Eddie Green, University of Houston Wind Ensemble; Noe Marmolejo (cond., Fanfare)
Mark Custom Recording Service MCD-1086 (CD only). David Burks, Joe Dixon, engs. & prods. ??D. TT: 53:39
Available from Mark Custom Recording Service, Inc., 10815 Bodine Rd., Clarence, NY 14031-0406, (716) 759-2600.

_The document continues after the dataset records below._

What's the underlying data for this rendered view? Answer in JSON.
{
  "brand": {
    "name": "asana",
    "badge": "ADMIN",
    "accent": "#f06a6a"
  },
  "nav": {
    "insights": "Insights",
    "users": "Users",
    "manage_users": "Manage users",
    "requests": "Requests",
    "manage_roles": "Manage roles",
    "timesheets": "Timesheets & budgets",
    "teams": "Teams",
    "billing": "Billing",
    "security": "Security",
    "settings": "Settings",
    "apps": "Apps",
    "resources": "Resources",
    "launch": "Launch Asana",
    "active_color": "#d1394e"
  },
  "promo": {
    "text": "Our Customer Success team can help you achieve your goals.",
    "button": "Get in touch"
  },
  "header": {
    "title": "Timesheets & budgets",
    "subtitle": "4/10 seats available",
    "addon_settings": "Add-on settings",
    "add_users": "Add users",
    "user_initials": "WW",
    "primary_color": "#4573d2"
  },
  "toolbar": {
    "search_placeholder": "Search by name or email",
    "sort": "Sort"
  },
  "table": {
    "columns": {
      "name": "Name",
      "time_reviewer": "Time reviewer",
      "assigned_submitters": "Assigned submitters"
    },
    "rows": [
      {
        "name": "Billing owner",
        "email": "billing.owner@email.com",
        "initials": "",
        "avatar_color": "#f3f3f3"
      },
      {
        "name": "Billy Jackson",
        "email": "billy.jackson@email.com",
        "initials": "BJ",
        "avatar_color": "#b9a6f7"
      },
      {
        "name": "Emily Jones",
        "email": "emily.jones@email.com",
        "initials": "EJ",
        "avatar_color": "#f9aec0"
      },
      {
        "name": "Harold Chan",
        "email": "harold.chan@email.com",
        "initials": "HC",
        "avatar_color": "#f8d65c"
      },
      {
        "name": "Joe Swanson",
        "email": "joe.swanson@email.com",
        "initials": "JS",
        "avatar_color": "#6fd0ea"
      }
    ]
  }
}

This remarkable Grainger collection, a real sleeper not available at normal record outlets and co-produced by the International Percy Grainger Society, features a crack 53-member band, impeccable precision, and a well-varied selection of pieces. Notable is the inclusion of a late, even slightly sardonic setting of the ubiquitous Country Gardens, as well as the 1953-published band version of the non-programmatic The Power of Rome and the Christian Heart, a work not often encountered. What makes all this so attractive is the moving yet unsentimental spirit of the playing, as well as the ensemble's exceptional scale of dynamics and mellow blend of instrumental colors. When necessary, too, the playing can be really rambunctious; except for Grainger at the piano himself, I've never heard Shepherd's Hey sound so cheeky. The whole has been very smoothly and warmly captured in a relatively dry setting, quite far from typical sharp-edged digital recording techniques. This disc should be considered one of the indispensable Grainger collections.
SCHUMANN: Davidsbündlertänze, Op.6; Waldscenen, Op.82; Fantasiestücke, Op.111
Andreas Haefliger, piano
Sony SK 48036 (CD only). Markus Heiland, eng.; Wolf Erichson, prod. DDD. TT: 65:29
This is one of the most beautifully performed Schumann discs I have had the pleasure of hearing, regardless of vintage---an absolute winner in all respects. Three multi-sectional pieces are involved, all of them difficult of mood and character to capture and sustain. Haefliger's marked rhythmic sense, vigorous in the extraverted movements but also sufficiently free, perfectly displays the gesture of mid-19th-century romanticism, but it is his tender side that for me so wonderfully conveys the lyricism of Schumann. Haefliger in fact plays the reflective pieces as though they were Lieder, highly appropriate considering the sterling abilities of the pianist's father, the tenor Ernst Haefliger. Therefore, I write of singing, soaring lines, hoping this will convey the kind of poetry one can hear on this gorgeously rendered and reproduced disc.